Growing up Grandma Woolum in Spokane also had lilacs. Hers must have probably done better than those trying to grow in Kellogg. Again, perhaps it was Mother's Day or another time in spring that we arrived to see the lovely lilac blossoms in her yard. Spokane also has a Lilac Festival each year so as a child I thought Grandma must have been pretty special to have lilacs to honor this festival. Of course, about every house in Spokane had lilacs.
I knew when I began gardens at myin own home I would need lilacs. I never had lilacs at my first home. I am afraid with the intense, hot, windy springs of the Tri-Cities they would have bloomed and been gone in no time.
We have places we take the dogs to run close to our home. Homesteads had been there. You can always tell because in the middle of a grass field you spot a clump of lilacs. All by themselves to live on their own they do quite well. I love the strength of lilacs.
My home now has lilacs. When I arrived that first spring to my newly purchased home I noticed a French lilac the former owners had planted. I like that type, but love the traditional lilacs of childhood even better. Soon I got starts from my mom's own lilacs and every spring I get to enjoy that favorite childhood springtime memory right in my own front yard.
A few years ago I wanted a while lilac. They have a beauty of their own and actually a unique smell of their own. It is a nice addition to my springtime garden.
Do you have a flower smell that evokes a certain memory?
Each of us has a favorite season. Mine has always been autumn. I love it when leaves turn brilliant red and orange. It is time for fires in the gazebo after a slow day in the garden. Harvesting the fruit of our labor brings joy to my heart. I love returning to the ritual of school again.
I used to not like spring. As a teacher it is often the most difficult time of the school year. Many years there is s lot of rain, sometimes floods, or we get sudden summer. The house needs a spring clean, the dogs are shedding, the chickens are molting, the cats need grooming.

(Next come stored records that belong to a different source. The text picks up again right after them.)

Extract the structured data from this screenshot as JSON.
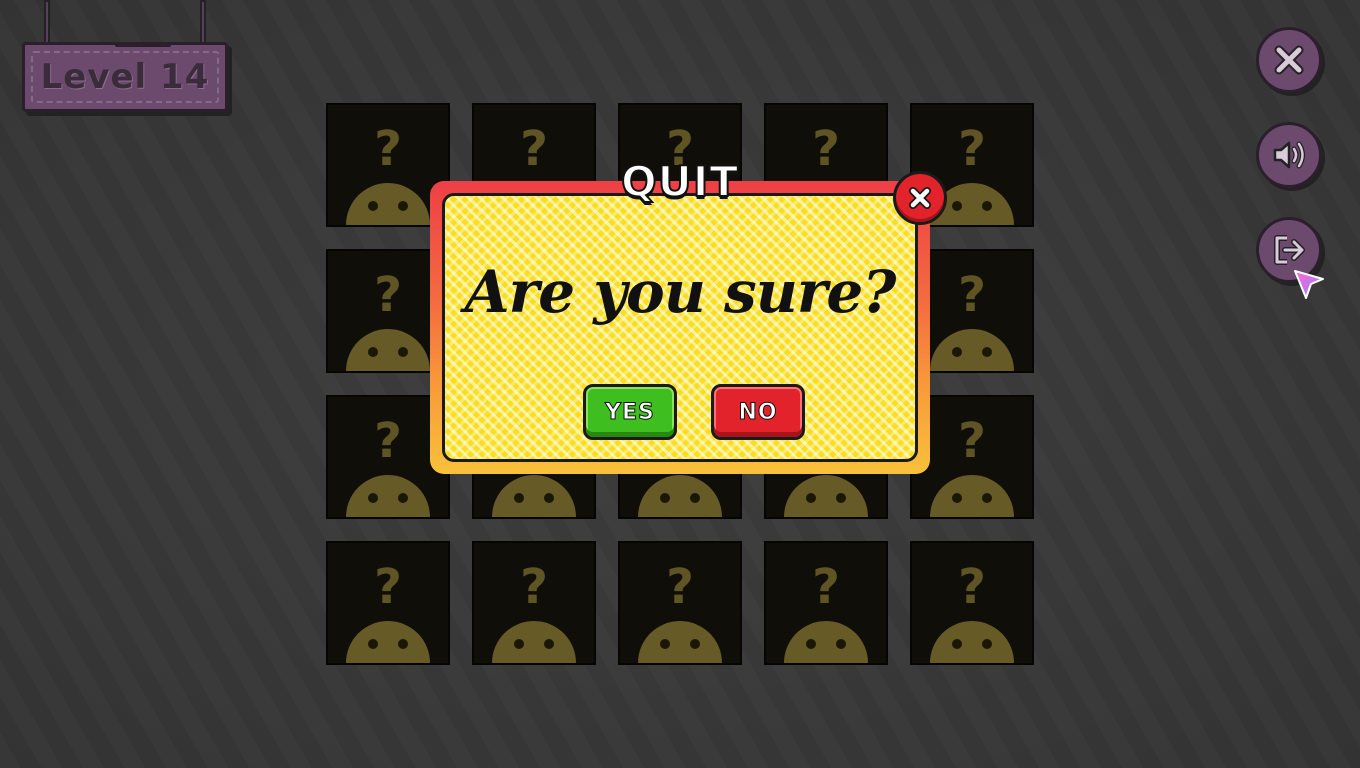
{
  "level_sign": {
    "label": "Level 14"
  },
  "side_buttons": [
    {
      "name": "close",
      "icon": "close-icon"
    },
    {
      "name": "sound",
      "icon": "speaker-icon"
    },
    {
      "name": "exit",
      "icon": "exit-icon"
    }
  ],
  "cards": {
    "rows": 4,
    "cols": 5,
    "face_text": "?"
  },
  "dialog": {
    "title": "QUIT",
    "message": "Are you sure?",
    "yes_label": "YES",
    "no_label": "NO",
    "close_icon": "close-icon"
  },
  "colors": {
    "background": "#3a3a3a",
    "sign_purple": "#6b4a6e",
    "dialog_yellow": "#f9de1f",
    "yes_green": "#3fbf1f",
    "no_red": "#e3232c",
    "card_bg": "#0f0e08",
    "card_accent": "#665a26"
  }
}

A few years ago I decided to change my attitude. I embraced spring. I put on a raincoat and enjoyed the rain. I cleaned the house when needed, not as a big spring clean. We found tools to remove aniimal hair. I prepared myself better for the last quarter of school.
I then began to carry my camera and capture the beauty of new growth, rain, sunny skies, and all that is beautiful in spring.
I have learned to love spring.
Could it really have been forty years ago that we arrived back in Kellogg from a track meet to have the principal of the school meet our bus and tell us of the tragic fire at Sunshine Mine?
I was a junior in high school as the nursing home across the street became a makeshift morgue. Could I really understand at that time what it meant to lose 91 lives?
As I reflected on the event today did I realize it would be as fresh a memory today? When I talked about it today at school it seemed like yesterday.
Did I ever think about how much this effected so many families in the Silver Valley of north Idaho that day? I think it was too huge for me to comprehend.
Did I say prayers today for the families of those lost miners? Yes.
I took the picture above at the Sunshine Mine Memorial at Big Creek Idaho by Kellogg.
Click here for a recent NPR feature on the disaster.
The theme of May NaBloPo Mo is Play. My goal is to post each day in May. Let's see how it goes.
Today I played with my camera in the greenhouse. Longer days and the moisture in the air had encouraged new growth and beautiful blooms on the geraniums that we wintered over. Everett says it is all about "the watering". Guess who does the watering?
"I was strolling through the greenhouse one day....in the merry,merry month of May...."